The House is still trying to generate new evidence not found by the Justice Department. Despite arresting hundreds and investigating thousands, the Justice Department never found an “insurrection” or “rebellion” to be charged. Instead, most people were charged with crimes like trespass or unlawful entry. A few faced more serious charges of assaulting officers. This remains a protest that became a riot due to the reckless rhetoric of the rally and the lack of preparation by the Capitol.
None of that belittles the responsibility of those who rioted or excuses their conduct. These individuals are being rightfully prosecuted and have been given severe sentences given these charges.
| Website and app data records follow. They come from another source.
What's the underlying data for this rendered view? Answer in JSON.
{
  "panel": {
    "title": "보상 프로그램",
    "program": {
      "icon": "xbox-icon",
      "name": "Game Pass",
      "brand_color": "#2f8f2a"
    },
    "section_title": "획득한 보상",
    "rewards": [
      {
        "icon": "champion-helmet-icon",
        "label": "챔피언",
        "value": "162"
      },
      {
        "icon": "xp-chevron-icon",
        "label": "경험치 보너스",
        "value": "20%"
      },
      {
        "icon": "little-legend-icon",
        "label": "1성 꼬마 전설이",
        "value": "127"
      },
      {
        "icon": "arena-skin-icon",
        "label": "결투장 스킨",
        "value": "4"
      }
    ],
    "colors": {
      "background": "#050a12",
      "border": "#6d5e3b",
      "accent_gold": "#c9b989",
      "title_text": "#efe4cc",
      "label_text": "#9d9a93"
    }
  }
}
Moreover, the House could still find that “smoking gun” evidence that supports a criminal charge against Trump. Yet, the media is hyping “bombshell” disclosures that do little to move that needle. For example, Vice Chair Rep. Lynne Cheney recently announced that they had proof that Ivanka Trump asked her father to issue a statement to encourage protesters to leave the Hill but President Trump still delayed in making such a statement. That is not a crime. Being callous or slow in making public statements may make you a bad person or bad president but it does not make you an actual criminal. This is not some form of nonfeasance in failing to take an action required by law. Such a prosecution would allow the prosecution of politicians for a wide array of statements not made in times of political discord. It would gut the First Amendment.
Such analysis is hardly popular with images of rioters smashing windows in the Capitol being replayed on cable networks. In an age of rage, one must be unequivocal and amplified in your outrage to avoid suspicion. I recently told the Washington Post that a viable case against Trump would need to show that he took concrete steps in enabling, anticipating, or coordinating in the riot. In response, Washington Post columnist Jennifer Rubin (who has called for burning down the Republican party and expulsion of Republican members) declared “I have no idea what Turley is talking about. You don’t need to prove Trump intended the riot. He intended to obstruct Congress. This is what @RepLizCheney was explaining last week.”
That reference is to the crime of “corruptly obstructing an official proceeding,” a charge against some rioters. However, Trump was not among them. Swapping out “incitement” or “insurrection” for obstruction does little to address the fundamental constitutional barrier. It would still criminalize free speech and run counter to controlling case law. Democrats have in the past challenged electoral votes and have participated in protests over certification. In January 2005, Boxer joined former Rep. Stephanie Tubbs Jones to challenge George W. Bush’s victory over Democratic challenger John Kerry in the state of Ohio. Boxer argued that Republicans had engaged in voter suppression. Many who are condemning the challenge today heaped praise on Boxer in 2004. That is not itself an obstruction of Congress. For Trump to call for the same opposition, it not itself obstruction.
Moreover, if Trump is not legally responsible for the riot, he is not legally responsible for waiting to call for the rioters to stop. What the Committee would need is evidence that Trump actively withheld resources or obstructed efforts to quell the riot. Thus far, the record shows that refusal of a large national guard deployment was refused on Capitol Hill and not at the White House.
From the D.C. Attorney General to the current U.S. Attorney General, there has been no paucity of time or lack of investigation over the last year. They certainly know where to find Trump who is hiding in plain view at Mar-o-Lago. Indeed, Rubin (who praised Garland’s nomination, as did I) recently declared him to be a mistake for failing to arrest Trump. The other possibility is that there was a will but not a crime.
Thu, 01/06/2022 – 13:10